++++ Record excerpts
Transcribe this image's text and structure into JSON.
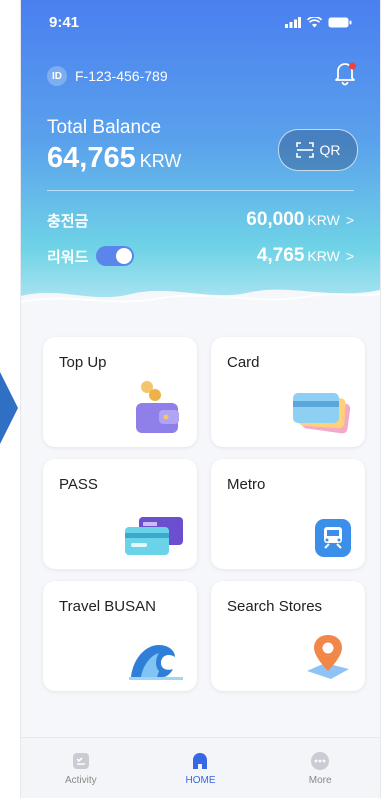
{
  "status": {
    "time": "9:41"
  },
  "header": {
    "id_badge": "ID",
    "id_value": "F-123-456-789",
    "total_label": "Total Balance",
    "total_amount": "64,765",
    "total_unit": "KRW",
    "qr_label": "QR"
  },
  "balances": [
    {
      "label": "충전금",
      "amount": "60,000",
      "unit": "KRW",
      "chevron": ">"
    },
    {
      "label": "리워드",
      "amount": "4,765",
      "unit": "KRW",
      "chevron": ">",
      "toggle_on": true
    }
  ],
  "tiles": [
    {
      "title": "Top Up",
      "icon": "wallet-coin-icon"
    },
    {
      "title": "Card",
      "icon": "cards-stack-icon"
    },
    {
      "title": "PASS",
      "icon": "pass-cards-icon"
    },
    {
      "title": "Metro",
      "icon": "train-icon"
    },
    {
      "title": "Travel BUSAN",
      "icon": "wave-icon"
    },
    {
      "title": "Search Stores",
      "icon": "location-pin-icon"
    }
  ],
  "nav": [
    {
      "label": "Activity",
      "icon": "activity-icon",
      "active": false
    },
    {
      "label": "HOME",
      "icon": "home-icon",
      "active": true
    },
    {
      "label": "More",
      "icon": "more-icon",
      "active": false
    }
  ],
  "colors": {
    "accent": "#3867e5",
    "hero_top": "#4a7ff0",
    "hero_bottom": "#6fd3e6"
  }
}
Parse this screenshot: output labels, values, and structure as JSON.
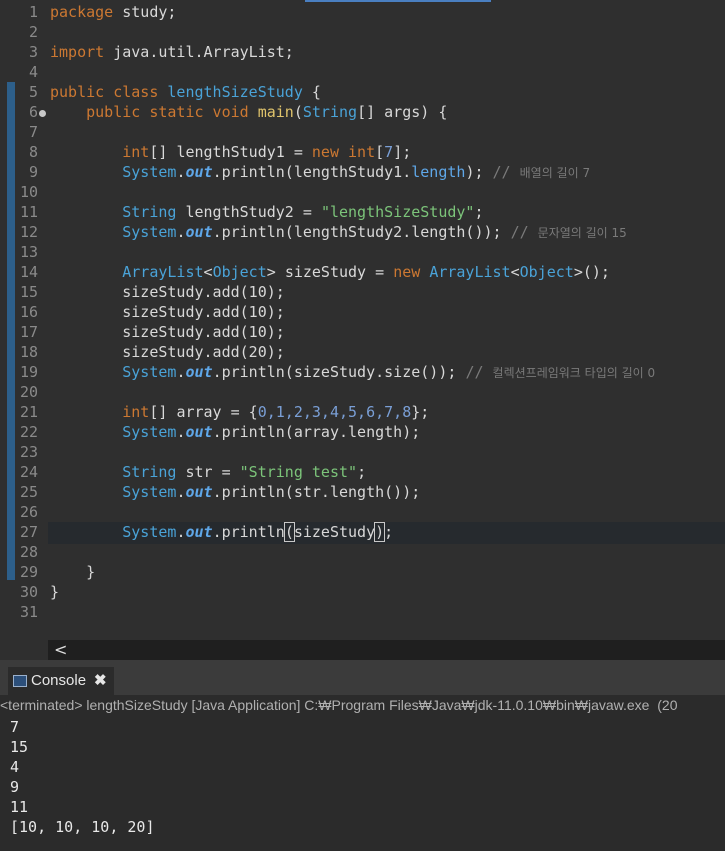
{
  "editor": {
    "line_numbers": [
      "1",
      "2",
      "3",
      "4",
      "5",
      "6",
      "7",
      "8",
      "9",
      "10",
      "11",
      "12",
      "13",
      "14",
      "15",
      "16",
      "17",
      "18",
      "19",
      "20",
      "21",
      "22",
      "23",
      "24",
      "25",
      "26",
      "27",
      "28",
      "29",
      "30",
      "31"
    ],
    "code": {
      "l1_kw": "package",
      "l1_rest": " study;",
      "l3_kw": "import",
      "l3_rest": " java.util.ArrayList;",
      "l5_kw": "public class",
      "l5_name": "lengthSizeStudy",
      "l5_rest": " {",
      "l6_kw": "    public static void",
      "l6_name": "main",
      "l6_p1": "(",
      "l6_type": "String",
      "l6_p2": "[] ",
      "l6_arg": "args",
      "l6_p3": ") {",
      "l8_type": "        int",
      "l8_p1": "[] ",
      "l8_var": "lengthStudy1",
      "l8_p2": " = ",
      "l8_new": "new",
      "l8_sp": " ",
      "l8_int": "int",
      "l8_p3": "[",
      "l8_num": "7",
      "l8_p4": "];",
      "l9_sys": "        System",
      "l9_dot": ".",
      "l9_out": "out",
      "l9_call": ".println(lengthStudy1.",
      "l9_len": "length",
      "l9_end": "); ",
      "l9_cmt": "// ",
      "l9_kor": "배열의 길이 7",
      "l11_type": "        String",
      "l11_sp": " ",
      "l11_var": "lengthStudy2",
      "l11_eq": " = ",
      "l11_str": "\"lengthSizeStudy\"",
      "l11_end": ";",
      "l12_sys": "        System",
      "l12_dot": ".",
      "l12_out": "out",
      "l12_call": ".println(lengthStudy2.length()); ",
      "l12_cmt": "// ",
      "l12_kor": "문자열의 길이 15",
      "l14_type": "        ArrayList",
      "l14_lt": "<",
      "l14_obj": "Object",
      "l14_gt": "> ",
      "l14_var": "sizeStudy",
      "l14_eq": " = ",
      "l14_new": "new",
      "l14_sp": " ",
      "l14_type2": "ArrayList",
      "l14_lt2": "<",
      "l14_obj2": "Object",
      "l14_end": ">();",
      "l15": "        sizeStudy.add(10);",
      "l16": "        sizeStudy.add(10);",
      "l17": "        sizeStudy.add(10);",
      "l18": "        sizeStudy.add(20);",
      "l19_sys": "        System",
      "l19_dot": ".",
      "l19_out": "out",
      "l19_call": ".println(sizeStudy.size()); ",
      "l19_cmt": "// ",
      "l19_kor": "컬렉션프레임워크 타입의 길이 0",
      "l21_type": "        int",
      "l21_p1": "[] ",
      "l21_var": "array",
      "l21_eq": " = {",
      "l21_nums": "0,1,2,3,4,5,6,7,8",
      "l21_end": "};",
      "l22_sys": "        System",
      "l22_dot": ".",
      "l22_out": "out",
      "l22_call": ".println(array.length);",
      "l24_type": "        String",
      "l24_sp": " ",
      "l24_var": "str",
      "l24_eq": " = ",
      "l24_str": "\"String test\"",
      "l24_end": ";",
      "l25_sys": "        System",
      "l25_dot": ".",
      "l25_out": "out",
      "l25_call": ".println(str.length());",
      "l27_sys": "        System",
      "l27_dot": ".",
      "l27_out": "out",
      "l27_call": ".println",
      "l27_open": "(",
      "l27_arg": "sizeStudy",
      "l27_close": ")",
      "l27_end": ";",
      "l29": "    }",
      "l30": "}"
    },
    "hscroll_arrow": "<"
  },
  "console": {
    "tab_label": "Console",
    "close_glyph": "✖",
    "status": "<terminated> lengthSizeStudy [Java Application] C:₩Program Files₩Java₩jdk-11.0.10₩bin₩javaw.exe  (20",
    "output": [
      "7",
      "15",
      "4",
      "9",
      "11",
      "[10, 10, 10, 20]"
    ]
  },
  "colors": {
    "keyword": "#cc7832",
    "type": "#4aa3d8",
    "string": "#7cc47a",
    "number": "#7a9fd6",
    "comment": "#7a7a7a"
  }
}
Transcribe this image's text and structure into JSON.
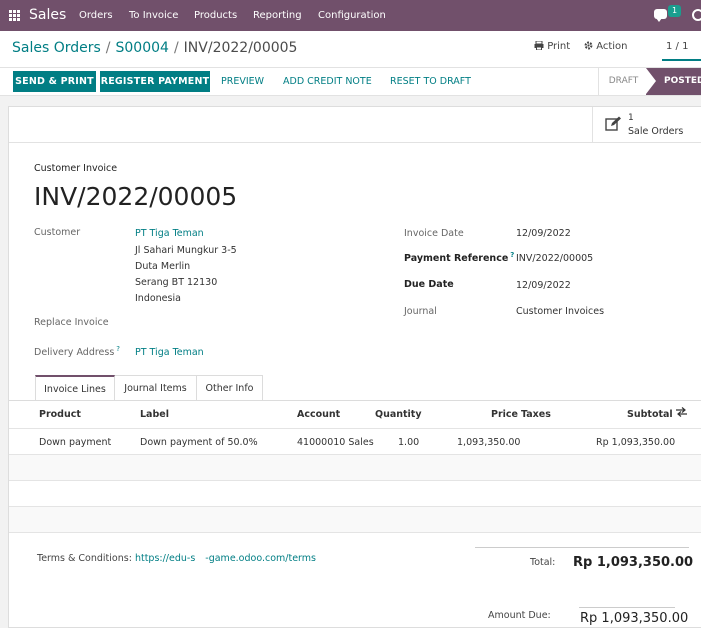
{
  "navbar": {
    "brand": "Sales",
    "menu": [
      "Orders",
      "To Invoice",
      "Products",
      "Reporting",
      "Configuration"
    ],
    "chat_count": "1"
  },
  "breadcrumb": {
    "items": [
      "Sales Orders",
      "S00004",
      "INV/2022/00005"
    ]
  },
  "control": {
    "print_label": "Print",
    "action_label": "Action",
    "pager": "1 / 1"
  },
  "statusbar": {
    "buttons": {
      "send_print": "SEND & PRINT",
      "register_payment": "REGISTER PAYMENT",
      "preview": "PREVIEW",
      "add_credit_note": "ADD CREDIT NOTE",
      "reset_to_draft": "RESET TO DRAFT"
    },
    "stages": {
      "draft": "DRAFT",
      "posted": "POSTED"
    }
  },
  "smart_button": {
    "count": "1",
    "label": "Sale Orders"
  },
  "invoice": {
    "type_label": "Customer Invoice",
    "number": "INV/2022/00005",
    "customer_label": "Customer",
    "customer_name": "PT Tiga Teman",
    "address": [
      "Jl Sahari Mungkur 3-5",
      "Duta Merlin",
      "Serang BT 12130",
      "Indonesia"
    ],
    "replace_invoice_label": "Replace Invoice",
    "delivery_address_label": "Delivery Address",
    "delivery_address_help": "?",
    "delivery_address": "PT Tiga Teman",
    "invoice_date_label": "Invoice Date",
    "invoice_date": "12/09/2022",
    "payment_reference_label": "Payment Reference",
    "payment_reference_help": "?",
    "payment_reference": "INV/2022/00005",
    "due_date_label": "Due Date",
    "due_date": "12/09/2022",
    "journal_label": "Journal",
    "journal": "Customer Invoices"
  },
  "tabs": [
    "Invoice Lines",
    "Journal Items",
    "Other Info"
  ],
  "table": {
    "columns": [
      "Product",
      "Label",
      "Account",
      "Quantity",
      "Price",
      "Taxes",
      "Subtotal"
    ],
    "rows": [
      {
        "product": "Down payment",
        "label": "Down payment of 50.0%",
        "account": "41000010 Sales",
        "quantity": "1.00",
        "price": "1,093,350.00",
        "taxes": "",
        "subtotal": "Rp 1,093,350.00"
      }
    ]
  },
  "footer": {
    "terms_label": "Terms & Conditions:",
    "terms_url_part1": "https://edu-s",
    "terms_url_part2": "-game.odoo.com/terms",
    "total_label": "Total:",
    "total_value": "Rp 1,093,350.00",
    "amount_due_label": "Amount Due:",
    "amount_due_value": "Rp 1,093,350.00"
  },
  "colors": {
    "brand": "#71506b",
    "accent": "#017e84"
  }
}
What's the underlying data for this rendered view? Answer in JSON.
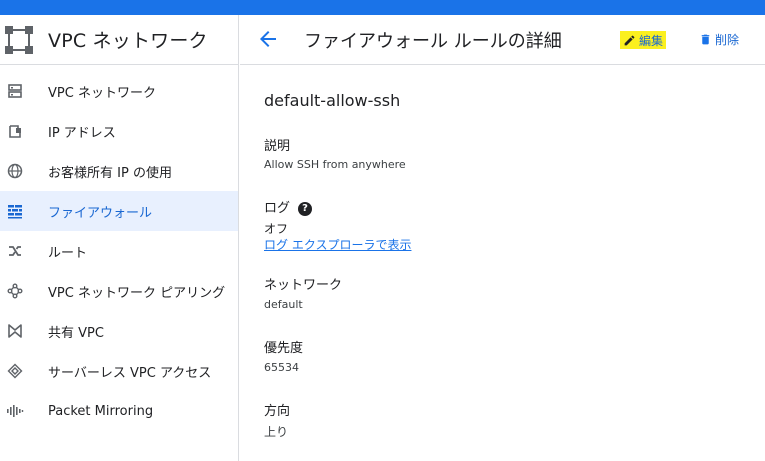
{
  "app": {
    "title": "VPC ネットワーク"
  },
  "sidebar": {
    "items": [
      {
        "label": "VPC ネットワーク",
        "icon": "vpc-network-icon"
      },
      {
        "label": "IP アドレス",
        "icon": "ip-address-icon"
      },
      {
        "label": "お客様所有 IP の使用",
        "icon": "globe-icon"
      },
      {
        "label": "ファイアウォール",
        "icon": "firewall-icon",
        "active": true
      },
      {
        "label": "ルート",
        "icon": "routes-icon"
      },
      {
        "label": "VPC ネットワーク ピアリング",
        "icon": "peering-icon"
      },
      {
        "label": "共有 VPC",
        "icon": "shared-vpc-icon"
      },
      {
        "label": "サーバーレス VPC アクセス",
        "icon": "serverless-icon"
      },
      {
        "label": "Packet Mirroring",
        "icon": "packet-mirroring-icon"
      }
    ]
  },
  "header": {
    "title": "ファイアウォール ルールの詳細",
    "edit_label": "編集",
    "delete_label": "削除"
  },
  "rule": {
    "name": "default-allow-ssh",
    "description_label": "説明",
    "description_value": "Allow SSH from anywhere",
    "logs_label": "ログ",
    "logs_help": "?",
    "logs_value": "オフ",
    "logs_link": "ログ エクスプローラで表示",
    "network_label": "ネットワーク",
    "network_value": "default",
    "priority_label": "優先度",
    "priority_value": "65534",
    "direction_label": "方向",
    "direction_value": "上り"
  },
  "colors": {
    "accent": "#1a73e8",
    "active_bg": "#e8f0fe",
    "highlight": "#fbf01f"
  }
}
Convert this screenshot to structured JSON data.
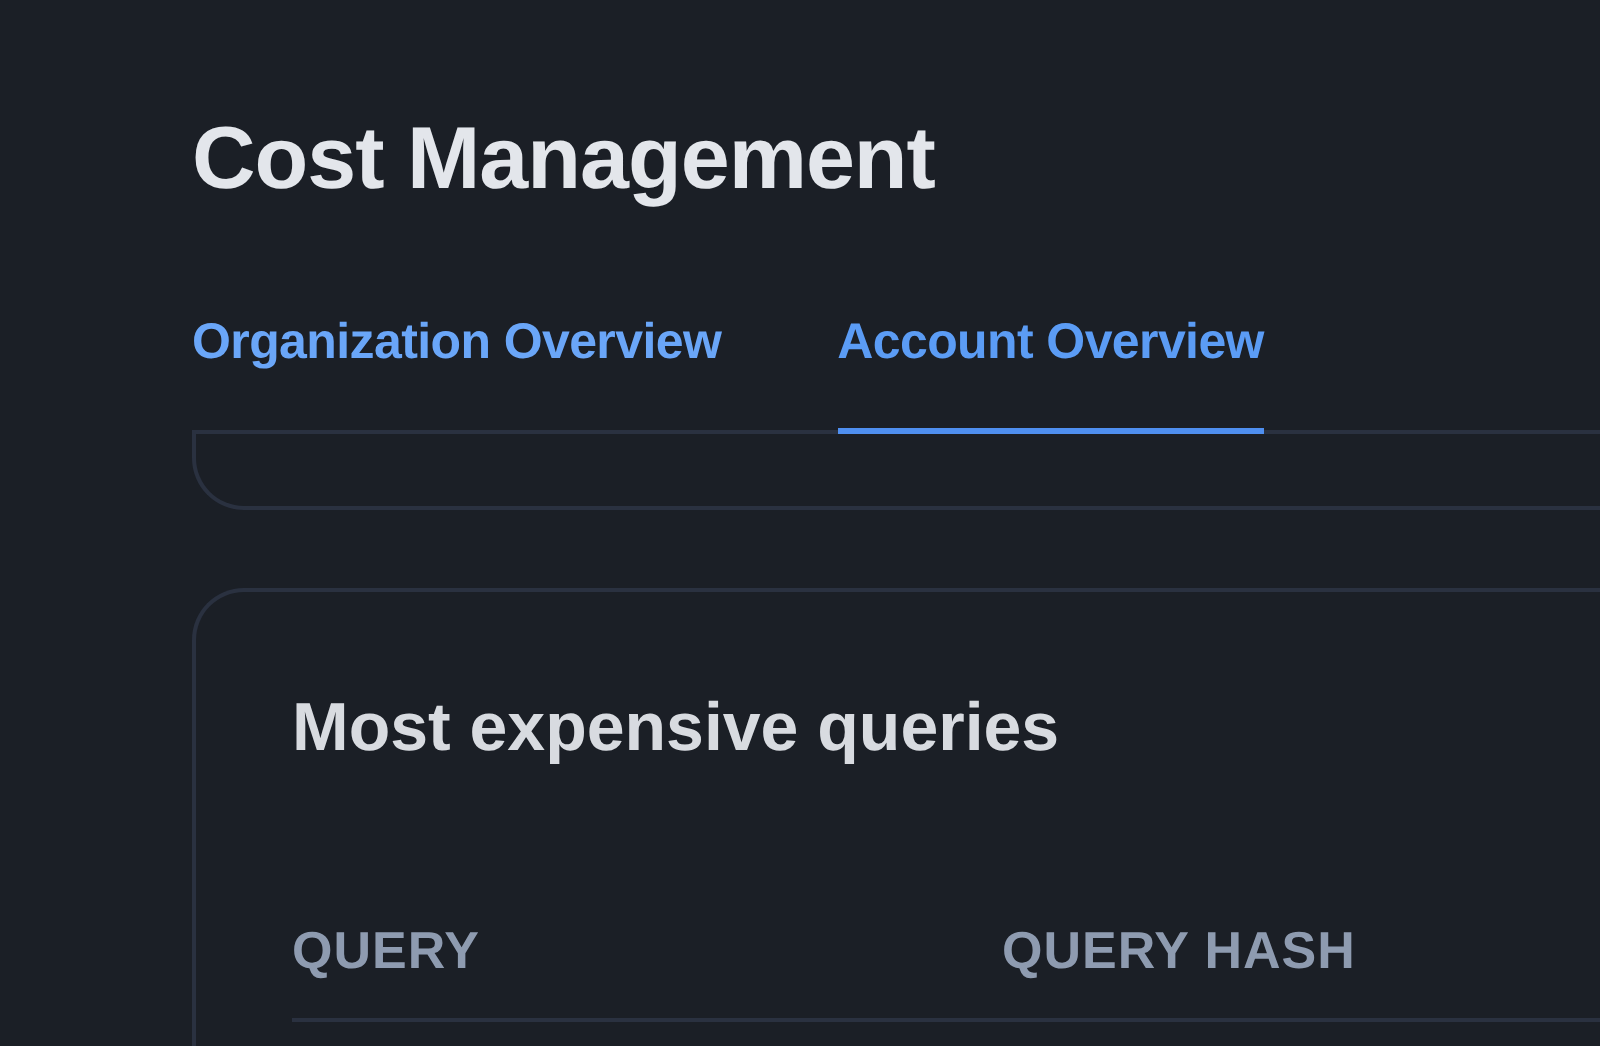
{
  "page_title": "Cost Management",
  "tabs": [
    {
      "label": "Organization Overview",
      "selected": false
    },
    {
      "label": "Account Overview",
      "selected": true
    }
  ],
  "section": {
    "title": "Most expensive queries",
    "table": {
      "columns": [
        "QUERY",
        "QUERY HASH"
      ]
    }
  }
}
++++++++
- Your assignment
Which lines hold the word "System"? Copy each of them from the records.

- Answer to this task
      "l9_sys": "        System",
      "l12_sys": "        System",
      "l19_sys": "        System",
      "l22_sys": "        System",
      "l25_sys": "        System",
      "l27_sys": "        System",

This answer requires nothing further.